January 12, 2022
By David Lawder
WASHINGTON (Reuters) – U.S. Trade Representative Katherine Tai signaled on Wednesday that the United States is not rushing to complete a deal to ease tariffs on British steel and aluminum, saying that she will pursue these talks “when the time is right.”
Tai, speaking to an online event hosted by the Institute of International and European Affairs, an Irish think tank, said the Biden administration will closely track developments between Britain and the European Union on Northern Ireland border issues. She added that she and President Joe Biden “care deeply about supporting the Good Friday Agreement” that maintains open borders.
She added that the administration was encouraging the UK and EU “to find a solution that is durable and that maintains peace in Northern Ireland.”
Tai said it took six months to complete negotiations that led to a steel and aluminum trade deal with the European Union that gives EU steelmakers substantial duty free access to the U.S. market through a tariff-rate quota system.
The USTR has formally started discussions with Japan on the U.S. “Section 232” tariffs of 25% on steel and 10% on aluminum, she said, adding that with the UK, “it’s a matter of pragmatism.”
“We just need to have a process that makes sense, but the UK is very much on our minds and I am confident that we will take this up when the time is right,” Tai said in response to a question on why Washington has not yet eased tariffs on UK steel and aluminum.
Britain has been eager to engage quickly with the Biden administration to lift tariffs on British metals, with British Trade minister Anne-Marie Trevelyan in December inviting U.S. Commerce Secretary Gina Raimondo to London early in the new year to launch talks.
The Commerce Department has jurisdiction over the Cold War-era trade law that authorized the metals tariffs, but the USTR has played a key role in negotiations over them.
Tai also said that talks with Britain on steel and aluminum will be grounded in the Biden administration’s efforts to deal with global excess capacity for the metals, largely centered in China.
She said that another key priority for the Biden administration is to reduce the carbon intensity of global steelmaking, a provision included in the EU agreement and one that is aimed at China’s heavy reliance on coal-fired steel production.
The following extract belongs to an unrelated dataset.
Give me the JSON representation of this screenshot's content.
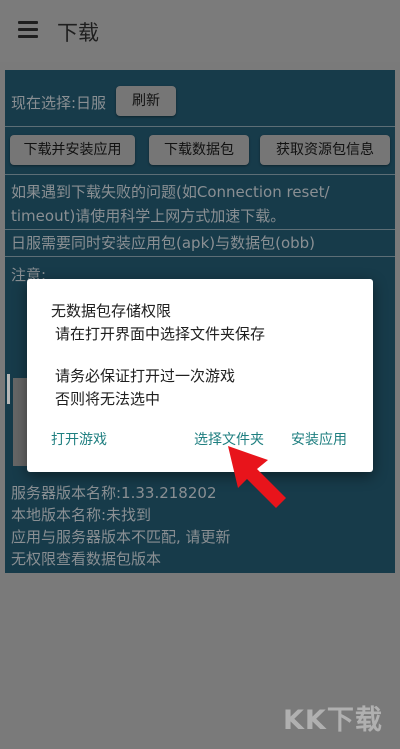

(Reporting by David Lawder; additional reporting by Padraic Halpin and Graham Fahy; Editing by David Gregorio)